- _WORK ORDER_:
For each line of the listing that contains "this", make a copy and return it.

_____

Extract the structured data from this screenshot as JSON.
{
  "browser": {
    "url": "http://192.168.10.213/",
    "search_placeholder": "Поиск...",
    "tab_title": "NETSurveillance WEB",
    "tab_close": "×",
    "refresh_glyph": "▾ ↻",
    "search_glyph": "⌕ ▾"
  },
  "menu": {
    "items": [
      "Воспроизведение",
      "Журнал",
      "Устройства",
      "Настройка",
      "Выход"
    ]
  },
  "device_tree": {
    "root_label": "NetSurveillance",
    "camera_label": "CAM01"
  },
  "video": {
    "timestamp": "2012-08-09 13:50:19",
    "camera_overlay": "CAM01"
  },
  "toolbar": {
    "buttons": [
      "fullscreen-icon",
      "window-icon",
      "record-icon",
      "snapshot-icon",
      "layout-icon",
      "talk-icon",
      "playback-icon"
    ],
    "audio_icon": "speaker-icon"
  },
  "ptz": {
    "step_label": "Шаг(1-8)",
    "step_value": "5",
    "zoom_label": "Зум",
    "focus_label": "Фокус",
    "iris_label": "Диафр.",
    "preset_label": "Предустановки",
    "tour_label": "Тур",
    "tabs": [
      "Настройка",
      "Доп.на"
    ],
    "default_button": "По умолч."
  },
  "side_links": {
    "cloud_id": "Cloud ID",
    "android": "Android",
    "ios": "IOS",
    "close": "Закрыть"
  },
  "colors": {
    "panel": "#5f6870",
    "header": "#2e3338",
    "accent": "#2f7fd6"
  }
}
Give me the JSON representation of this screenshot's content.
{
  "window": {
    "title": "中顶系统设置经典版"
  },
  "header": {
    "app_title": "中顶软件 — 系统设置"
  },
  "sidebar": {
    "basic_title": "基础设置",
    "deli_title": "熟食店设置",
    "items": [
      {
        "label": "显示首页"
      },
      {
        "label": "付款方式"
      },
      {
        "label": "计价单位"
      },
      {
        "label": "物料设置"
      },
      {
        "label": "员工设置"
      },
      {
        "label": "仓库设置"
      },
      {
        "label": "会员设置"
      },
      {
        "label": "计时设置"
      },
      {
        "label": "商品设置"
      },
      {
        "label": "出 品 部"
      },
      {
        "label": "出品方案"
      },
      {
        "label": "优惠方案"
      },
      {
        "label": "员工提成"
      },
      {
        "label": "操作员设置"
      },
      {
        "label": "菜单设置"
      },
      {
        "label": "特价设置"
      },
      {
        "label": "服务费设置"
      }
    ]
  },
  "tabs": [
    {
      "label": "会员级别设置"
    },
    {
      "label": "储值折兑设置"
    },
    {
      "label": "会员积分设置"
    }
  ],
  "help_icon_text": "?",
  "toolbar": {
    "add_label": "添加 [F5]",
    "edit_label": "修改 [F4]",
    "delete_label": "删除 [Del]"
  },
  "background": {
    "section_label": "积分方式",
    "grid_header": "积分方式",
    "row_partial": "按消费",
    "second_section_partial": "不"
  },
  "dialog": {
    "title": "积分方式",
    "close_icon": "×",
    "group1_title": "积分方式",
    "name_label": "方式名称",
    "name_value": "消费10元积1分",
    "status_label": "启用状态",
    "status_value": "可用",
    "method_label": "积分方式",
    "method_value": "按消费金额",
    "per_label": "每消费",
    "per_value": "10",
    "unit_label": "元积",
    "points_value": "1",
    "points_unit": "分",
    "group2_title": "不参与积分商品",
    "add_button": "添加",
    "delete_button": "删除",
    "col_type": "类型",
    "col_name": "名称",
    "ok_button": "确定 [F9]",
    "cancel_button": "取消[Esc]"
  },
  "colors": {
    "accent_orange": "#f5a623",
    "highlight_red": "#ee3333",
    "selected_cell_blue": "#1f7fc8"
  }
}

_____

- _SOLUTION TO THE EXERCISE_:
Extract the structured data from this screenshot as JSON.
Give me the JSON representation of this screenshot's content.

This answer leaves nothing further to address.